Project description:Stroke is associated with neuroinflammation, neuronal loss and blood-brain barrier (BBB) breakdown. Thus far, recombinant tissue-type plasminogen activator (rtPA), the only approved treatment for acute ischemic stroke, increases the risk of intracerebral hemorrhage and is poorly efficient in disaggregating platelet-rich thrombi. Therefore, the development of safer and more efficient therapies is highly awaited. Encouraging neuroprotective effects were reported in mouse models of ischemic stroke following administration of erythropoietin (EPO). However, previous preclinical studies did not investigate the effects of EPO in focal ischemic stroke induced by a platelet-rich thrombus and did not consider the implication of age. Here, we performed middle cerebral artery occlusion by inducing platelet-rich thrombus formation in chimeric 5- (i.e. young) and 20- (i.e. aged) months old C57BL/6 mice, in which hematopoietic stem cells carried the green fluorescent protein (GFP)-tag. Recombinant human EPO (rhEPO) was administered 24 hours post-occlusion and blood-circulating monocyte populations were studied by flow cytometry 3 hours post-rhEPO administration. Twenty-four hours following rhEPO treatment, neuronal loss and BBB integrity were assessed by quantification of Fluoro-Jade B (FJB)-positive cells and extravasated serum immunoglobulins G (IgG), respectively. Neuroinflammation was determined by quantifying infiltration of GFP-positive bone marrow-derived cells (BMDC) and recruitment of microglial cells into brain parenchyma, along with monocyte chemotactic protein-1 (MCP-1) brain protein levels. Here, rhEPO anti-inflammatory properties rescued ischemic injury by reducing neuronal loss and BBB breakdown in young animals, but not in aged littermates.

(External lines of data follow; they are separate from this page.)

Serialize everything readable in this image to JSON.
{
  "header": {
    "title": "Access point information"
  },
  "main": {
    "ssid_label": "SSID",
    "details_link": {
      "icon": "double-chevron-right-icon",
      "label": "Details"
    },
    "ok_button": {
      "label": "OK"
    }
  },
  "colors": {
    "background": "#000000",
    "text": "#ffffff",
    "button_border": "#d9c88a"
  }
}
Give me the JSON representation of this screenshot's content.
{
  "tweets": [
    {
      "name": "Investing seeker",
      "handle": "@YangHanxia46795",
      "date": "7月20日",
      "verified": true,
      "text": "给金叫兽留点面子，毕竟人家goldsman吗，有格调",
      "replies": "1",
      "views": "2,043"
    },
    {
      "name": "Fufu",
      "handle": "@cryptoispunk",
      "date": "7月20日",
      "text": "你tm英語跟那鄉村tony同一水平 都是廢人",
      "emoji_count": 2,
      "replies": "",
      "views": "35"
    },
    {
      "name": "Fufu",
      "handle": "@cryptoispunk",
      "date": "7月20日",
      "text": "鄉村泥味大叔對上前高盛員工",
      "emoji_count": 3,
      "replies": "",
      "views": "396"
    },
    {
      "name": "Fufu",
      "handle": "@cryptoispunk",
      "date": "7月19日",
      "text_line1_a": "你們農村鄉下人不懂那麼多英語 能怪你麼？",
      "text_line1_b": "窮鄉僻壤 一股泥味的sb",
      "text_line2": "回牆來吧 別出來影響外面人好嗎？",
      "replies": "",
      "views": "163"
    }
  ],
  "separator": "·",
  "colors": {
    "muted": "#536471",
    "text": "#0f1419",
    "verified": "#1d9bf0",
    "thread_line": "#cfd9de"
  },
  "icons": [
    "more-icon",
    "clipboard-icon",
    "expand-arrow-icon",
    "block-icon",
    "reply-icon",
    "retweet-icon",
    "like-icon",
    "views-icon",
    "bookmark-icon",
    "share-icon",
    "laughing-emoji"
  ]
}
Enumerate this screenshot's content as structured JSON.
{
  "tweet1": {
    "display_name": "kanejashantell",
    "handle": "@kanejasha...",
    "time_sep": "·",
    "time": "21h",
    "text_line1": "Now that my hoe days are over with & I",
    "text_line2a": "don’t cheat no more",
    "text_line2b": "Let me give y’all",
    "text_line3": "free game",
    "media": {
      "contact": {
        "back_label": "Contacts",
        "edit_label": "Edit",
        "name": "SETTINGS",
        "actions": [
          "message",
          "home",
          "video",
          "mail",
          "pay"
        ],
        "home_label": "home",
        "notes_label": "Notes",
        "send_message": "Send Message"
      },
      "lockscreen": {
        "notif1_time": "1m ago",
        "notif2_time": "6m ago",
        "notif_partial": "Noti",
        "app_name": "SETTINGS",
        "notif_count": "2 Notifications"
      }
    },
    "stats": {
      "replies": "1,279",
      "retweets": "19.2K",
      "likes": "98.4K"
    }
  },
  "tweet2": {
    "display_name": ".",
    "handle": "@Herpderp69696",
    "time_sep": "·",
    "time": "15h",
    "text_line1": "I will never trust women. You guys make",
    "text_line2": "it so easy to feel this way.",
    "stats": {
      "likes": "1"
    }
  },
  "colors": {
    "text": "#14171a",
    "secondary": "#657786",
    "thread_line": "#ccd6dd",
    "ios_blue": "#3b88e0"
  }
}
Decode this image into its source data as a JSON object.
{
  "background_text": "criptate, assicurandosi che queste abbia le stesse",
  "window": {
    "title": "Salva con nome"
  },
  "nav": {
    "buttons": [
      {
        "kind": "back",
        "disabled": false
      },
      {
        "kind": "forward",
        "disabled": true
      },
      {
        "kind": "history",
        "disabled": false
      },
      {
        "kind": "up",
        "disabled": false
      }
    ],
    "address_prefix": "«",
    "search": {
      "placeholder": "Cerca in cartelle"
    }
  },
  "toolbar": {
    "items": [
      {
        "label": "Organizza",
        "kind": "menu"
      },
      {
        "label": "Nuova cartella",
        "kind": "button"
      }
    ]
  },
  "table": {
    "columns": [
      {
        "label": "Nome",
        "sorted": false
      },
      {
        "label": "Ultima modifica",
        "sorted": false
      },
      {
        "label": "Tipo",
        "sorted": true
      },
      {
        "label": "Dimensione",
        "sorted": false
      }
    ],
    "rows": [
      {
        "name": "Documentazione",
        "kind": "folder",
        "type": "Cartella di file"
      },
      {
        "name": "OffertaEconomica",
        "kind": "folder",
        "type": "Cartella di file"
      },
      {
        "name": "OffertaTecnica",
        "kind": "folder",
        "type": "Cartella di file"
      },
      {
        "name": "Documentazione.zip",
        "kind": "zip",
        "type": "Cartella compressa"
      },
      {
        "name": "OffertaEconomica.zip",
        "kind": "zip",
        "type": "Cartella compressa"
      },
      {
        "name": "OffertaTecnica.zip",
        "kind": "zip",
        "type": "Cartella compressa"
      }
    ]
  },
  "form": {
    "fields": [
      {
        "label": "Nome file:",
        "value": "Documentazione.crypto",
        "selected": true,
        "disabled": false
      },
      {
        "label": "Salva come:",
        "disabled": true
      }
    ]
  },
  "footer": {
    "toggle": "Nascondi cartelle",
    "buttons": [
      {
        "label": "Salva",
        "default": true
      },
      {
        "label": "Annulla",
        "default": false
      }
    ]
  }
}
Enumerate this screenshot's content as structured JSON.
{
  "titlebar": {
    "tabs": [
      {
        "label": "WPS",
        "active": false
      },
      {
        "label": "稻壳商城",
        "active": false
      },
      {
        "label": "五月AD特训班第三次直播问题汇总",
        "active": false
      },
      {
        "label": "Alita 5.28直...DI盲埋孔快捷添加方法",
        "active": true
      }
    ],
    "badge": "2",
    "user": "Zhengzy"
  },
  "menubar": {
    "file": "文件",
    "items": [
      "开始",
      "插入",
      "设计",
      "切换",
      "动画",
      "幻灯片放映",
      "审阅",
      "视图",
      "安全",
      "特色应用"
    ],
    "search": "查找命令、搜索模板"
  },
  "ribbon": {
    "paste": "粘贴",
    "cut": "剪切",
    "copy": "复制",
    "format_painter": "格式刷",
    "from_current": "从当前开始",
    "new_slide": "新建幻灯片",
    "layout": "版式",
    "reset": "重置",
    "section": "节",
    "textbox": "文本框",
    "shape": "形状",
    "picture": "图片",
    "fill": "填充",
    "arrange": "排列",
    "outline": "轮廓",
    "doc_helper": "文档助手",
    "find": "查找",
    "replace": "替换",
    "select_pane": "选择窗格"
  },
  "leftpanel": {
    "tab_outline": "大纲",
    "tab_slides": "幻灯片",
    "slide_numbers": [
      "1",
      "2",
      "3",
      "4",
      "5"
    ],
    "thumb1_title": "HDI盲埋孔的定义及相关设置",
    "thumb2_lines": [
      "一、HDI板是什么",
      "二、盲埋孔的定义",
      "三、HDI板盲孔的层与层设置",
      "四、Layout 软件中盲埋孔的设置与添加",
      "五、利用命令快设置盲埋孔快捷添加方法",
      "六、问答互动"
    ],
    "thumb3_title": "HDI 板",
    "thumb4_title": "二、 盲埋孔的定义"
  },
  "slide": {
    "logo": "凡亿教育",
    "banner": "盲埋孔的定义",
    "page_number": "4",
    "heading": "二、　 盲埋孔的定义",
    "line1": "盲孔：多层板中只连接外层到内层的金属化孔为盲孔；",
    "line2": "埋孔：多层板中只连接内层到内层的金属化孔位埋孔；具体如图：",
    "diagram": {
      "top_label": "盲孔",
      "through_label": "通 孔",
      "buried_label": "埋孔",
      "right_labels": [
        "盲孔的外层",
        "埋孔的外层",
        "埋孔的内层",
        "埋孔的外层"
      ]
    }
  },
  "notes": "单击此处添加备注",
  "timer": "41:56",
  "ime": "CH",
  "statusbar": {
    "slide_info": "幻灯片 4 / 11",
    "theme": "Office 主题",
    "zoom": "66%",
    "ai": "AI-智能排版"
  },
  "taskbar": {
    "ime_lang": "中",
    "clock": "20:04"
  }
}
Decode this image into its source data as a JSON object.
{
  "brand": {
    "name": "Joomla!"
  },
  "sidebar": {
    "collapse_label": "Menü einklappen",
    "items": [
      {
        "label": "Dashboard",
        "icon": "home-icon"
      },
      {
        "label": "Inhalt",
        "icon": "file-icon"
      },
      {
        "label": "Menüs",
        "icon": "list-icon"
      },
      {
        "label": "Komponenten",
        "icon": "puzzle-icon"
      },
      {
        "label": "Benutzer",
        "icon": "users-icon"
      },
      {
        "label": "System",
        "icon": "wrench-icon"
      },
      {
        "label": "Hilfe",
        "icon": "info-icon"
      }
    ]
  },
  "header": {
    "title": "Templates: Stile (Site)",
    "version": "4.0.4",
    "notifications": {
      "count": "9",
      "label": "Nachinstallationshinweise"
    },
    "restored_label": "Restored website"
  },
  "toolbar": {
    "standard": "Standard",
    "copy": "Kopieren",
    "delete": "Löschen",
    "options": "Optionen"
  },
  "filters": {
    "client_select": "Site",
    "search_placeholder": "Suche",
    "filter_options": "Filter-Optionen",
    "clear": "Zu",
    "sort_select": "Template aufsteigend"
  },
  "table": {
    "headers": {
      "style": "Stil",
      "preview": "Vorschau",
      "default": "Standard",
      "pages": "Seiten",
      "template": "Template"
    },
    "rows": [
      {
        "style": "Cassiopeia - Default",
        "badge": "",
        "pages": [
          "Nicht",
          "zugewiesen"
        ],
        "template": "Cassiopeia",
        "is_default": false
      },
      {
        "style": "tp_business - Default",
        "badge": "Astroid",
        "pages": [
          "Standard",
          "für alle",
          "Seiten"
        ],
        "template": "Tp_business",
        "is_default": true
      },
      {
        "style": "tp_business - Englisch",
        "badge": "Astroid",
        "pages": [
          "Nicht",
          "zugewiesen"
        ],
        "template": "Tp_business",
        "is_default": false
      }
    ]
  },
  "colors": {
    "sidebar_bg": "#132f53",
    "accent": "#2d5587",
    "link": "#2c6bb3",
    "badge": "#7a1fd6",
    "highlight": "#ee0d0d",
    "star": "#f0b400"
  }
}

Such age-dependent effects of rhEPO must therefore be taken into consideration in future studies aiming to develop new therapies for ischemic stroke.